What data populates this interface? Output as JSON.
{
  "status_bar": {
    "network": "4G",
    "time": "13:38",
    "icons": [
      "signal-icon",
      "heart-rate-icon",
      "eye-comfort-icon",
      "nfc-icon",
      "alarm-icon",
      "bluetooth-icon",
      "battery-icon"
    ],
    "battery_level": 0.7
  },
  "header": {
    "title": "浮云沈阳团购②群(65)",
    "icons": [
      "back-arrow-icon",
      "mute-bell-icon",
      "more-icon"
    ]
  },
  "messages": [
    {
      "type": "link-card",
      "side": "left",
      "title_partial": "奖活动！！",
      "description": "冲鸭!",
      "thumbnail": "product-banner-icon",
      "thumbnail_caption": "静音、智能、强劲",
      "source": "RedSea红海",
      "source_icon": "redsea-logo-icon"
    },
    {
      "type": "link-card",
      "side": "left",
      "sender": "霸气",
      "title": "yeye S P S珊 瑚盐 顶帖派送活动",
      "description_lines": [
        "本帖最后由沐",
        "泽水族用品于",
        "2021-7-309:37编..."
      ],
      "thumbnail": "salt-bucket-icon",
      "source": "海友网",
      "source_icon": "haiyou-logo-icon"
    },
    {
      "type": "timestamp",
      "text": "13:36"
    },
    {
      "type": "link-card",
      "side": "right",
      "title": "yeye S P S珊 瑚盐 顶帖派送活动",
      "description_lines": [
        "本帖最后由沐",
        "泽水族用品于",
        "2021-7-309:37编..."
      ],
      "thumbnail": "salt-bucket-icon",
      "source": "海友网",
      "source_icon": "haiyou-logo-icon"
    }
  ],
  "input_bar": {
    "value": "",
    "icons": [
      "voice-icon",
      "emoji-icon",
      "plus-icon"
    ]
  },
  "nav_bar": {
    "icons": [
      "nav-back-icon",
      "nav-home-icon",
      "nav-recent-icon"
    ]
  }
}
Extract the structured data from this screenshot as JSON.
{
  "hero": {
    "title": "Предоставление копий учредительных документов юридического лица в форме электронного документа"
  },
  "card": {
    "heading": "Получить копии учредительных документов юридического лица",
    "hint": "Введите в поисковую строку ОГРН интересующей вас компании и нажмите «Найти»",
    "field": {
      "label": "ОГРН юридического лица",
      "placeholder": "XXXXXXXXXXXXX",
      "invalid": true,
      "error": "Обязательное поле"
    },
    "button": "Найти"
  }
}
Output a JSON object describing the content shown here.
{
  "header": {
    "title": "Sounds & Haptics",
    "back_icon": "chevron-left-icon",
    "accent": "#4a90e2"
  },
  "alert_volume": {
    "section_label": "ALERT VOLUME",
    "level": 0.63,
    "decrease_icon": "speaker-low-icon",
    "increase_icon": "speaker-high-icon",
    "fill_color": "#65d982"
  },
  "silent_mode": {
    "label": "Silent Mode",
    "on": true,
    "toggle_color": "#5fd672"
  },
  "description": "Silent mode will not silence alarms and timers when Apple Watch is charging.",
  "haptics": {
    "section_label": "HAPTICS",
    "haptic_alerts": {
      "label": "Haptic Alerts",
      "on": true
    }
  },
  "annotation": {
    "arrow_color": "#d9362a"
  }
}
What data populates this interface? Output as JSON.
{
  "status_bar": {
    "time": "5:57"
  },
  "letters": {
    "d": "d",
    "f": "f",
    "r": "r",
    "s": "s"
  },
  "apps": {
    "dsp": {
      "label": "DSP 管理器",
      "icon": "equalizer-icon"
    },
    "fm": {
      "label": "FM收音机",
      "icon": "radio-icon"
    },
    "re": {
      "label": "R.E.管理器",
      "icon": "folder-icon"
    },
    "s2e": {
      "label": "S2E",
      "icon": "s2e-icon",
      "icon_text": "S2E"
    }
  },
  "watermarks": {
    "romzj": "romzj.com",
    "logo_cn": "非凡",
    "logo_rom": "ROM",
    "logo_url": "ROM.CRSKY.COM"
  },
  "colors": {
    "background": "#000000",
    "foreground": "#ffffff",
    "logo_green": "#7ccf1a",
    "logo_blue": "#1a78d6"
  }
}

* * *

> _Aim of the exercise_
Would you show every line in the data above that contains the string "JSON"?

> _Response_
What data populates this interface? Output as JSON.
Extract the structured data from this screenshot as JSON.
Output a JSON object describing the content shown here.
What data populates this interface? Output as JSON.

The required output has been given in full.